The policies of President Reagan led to the strong dollar decades. Did that lead to a mass sell-off of dollars? Of course not. People are unwilling to sell things that they believe are going to increase in value.
It was only when the value of the dollar came into question at the turn of the 21st century that they began to be sold. At that time, an ounce of Gold would buy 270 dollars. For a brief period, the dollar rallied, then its value declined sharply. By August 2012, the same ounce would buy 1794 dollars.
At that point, dollar demand grew again. Sane people breathed a sigh of relief.
People sell their dollars when they think that the trend is down and buy when they think that the trend is up. The most novice of investors would understand that strategy.

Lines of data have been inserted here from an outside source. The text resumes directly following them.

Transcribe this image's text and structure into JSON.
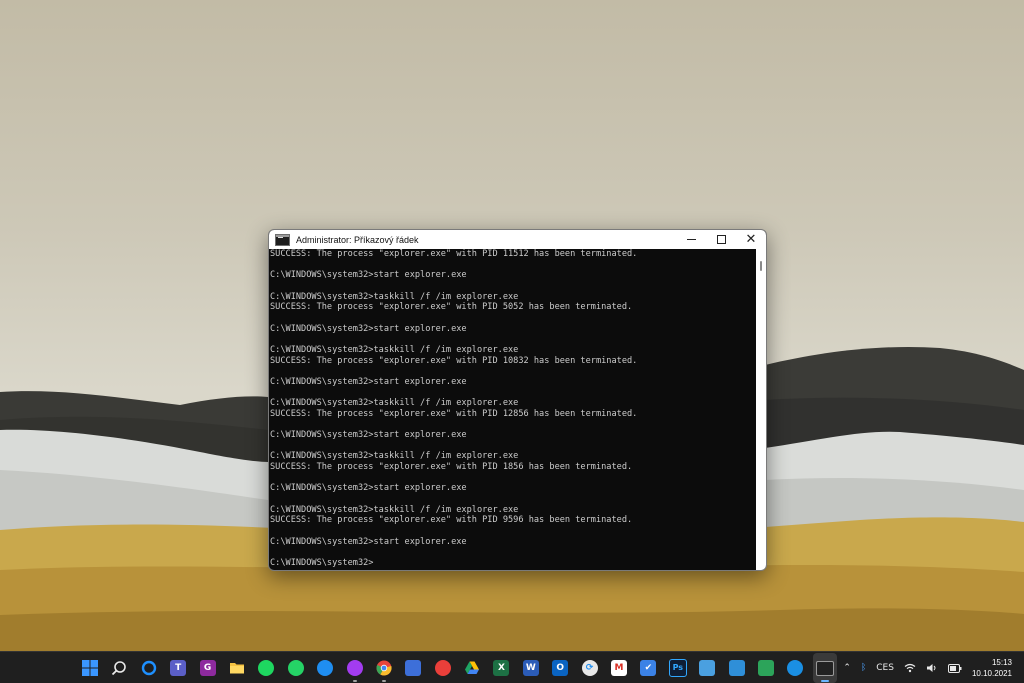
{
  "window": {
    "title": "Administrator: Příkazový řádek",
    "minimize_label": "Minimize",
    "maximize_label": "Maximize",
    "close_label": "Close",
    "close_glyph": "✕"
  },
  "console": {
    "lines": [
      "SUCCESS: The process \"explorer.exe\" with PID 11512 has been terminated.",
      "",
      "C:\\WINDOWS\\system32>start explorer.exe",
      "",
      "C:\\WINDOWS\\system32>taskkill /f /im explorer.exe",
      "SUCCESS: The process \"explorer.exe\" with PID 5052 has been terminated.",
      "",
      "C:\\WINDOWS\\system32>start explorer.exe",
      "",
      "C:\\WINDOWS\\system32>taskkill /f /im explorer.exe",
      "SUCCESS: The process \"explorer.exe\" with PID 10832 has been terminated.",
      "",
      "C:\\WINDOWS\\system32>start explorer.exe",
      "",
      "C:\\WINDOWS\\system32>taskkill /f /im explorer.exe",
      "SUCCESS: The process \"explorer.exe\" with PID 12856 has been terminated.",
      "",
      "C:\\WINDOWS\\system32>start explorer.exe",
      "",
      "C:\\WINDOWS\\system32>taskkill /f /im explorer.exe",
      "SUCCESS: The process \"explorer.exe\" with PID 1856 has been terminated.",
      "",
      "C:\\WINDOWS\\system32>start explorer.exe",
      "",
      "C:\\WINDOWS\\system32>taskkill /f /im explorer.exe",
      "SUCCESS: The process \"explorer.exe\" with PID 9596 has been terminated.",
      "",
      "C:\\WINDOWS\\system32>start explorer.exe",
      "",
      "C:\\WINDOWS\\system32>"
    ],
    "text_color": "#cccccc",
    "background_color": "#0c0c0c"
  },
  "taskbar": {
    "apps": [
      {
        "icon": "windows-start-icon",
        "glyph": "",
        "color": "#3a96ff",
        "running": false
      },
      {
        "icon": "search-icon",
        "glyph": "",
        "color": "",
        "running": false
      },
      {
        "icon": "cortana-icon",
        "glyph": "",
        "color": "#1e90ff",
        "running": false
      },
      {
        "icon": "teams-icon",
        "glyph": "T",
        "color": "#5b5fc7",
        "running": false
      },
      {
        "icon": "g-app-icon",
        "glyph": "G",
        "color": "#8e2a9e",
        "running": false
      },
      {
        "icon": "file-explorer-icon",
        "glyph": "",
        "color": "#f5c242",
        "running": false
      },
      {
        "icon": "spotify-icon",
        "glyph": "",
        "color": "#1ed760",
        "running": false
      },
      {
        "icon": "whatsapp-icon",
        "glyph": "",
        "color": "#25d366",
        "running": false
      },
      {
        "icon": "headphones-app-icon",
        "glyph": "",
        "color": "#1f8ef1",
        "running": false
      },
      {
        "icon": "messenger-icon",
        "glyph": "",
        "color": "#a33cf0",
        "running": true
      },
      {
        "icon": "chrome-icon",
        "glyph": "",
        "color": "#e8453c",
        "running": true
      },
      {
        "icon": "save-disk-icon",
        "glyph": "",
        "color": "#3d6fd9",
        "running": false
      },
      {
        "icon": "creative-cloud-icon",
        "glyph": "",
        "color": "#ea3f3a",
        "running": false
      },
      {
        "icon": "google-drive-icon",
        "glyph": "",
        "color": "#1fa463",
        "running": false
      },
      {
        "icon": "excel-icon",
        "glyph": "X",
        "color": "#1d7044",
        "running": false
      },
      {
        "icon": "word-icon",
        "glyph": "W",
        "color": "#2b5cb8",
        "running": false
      },
      {
        "icon": "outlook-icon",
        "glyph": "O",
        "color": "#0a64c2",
        "running": false
      },
      {
        "icon": "sync-icon",
        "glyph": "",
        "color": "#e8e8e8",
        "running": false
      },
      {
        "icon": "gmail-icon",
        "glyph": "M",
        "color": "#d93025",
        "running": false
      },
      {
        "icon": "todo-icon",
        "glyph": "✔",
        "color": "#3b82e6",
        "running": false
      },
      {
        "icon": "photoshop-icon",
        "glyph": "Ps",
        "color": "#0f1e34",
        "running": false
      },
      {
        "icon": "image-viewer-icon",
        "glyph": "",
        "color": "#4aa0e0",
        "running": false
      },
      {
        "icon": "photos-icon",
        "glyph": "",
        "color": "#2f8fd8",
        "running": false
      },
      {
        "icon": "green-diamond-app-icon",
        "glyph": "",
        "color": "#2ca45a",
        "running": false
      },
      {
        "icon": "network-app-icon",
        "glyph": "",
        "color": "#1a8fe3",
        "running": false
      },
      {
        "icon": "command-prompt-icon",
        "glyph": "",
        "color": "#222222",
        "running": true,
        "active": true
      }
    ]
  },
  "tray": {
    "chevron_glyph": "⌃",
    "bluetooth_glyph": "ᛒ",
    "language": "CES",
    "time": "15:13",
    "date": "10.10.2021"
  }
}
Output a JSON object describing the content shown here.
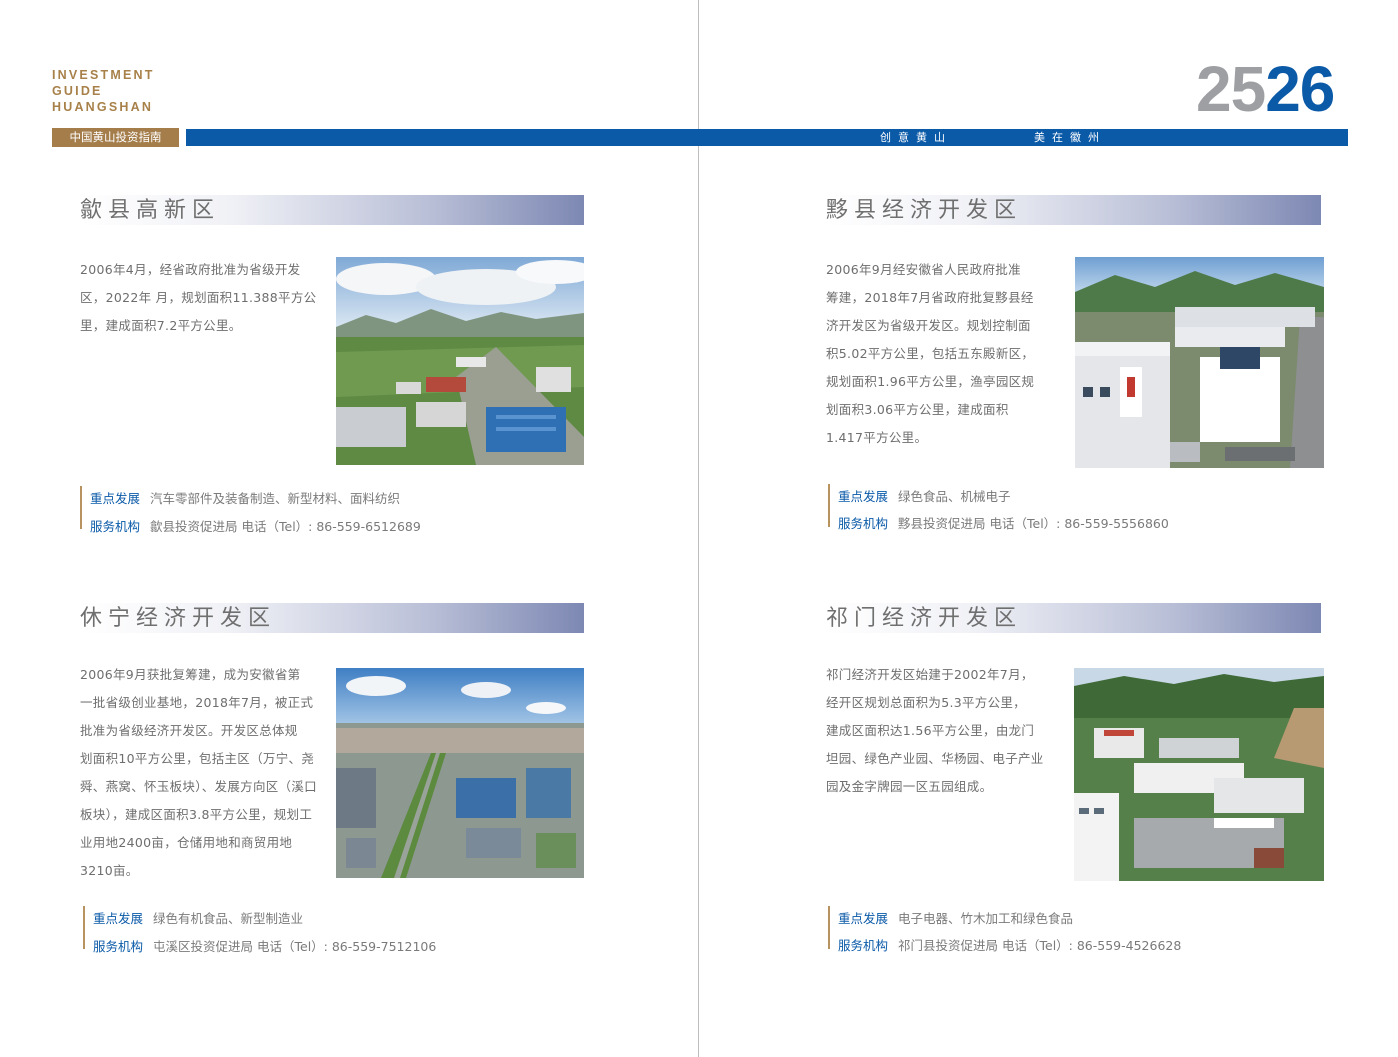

The person who believes that they are ‘buying Gold’, is overlooking the first step of their thinking. What made them want to ‘buy Gold’? It is always and invariably because they believe that the dollar (or their local currency) is weakening, or is about to. The reality is that they are selling dollars, but they are so used to thinking of dollars as money that they cannot adjust their thinking to accord with their logic. It’s monetary Stockholm syndrome.
Gold is never bought or sold; either in theory or practice. It is always the variable value, the currencies, that are bought and sold. The measure of the transaction is the invariable value – Gold.
After seventeen years of watching people glaze over trying to understand this, I know that these words will not penetrate. But still I try – always the optimist. The irony is, that while they claim to not understand the theory, they conform to it in practice.
Philip Barton January 2017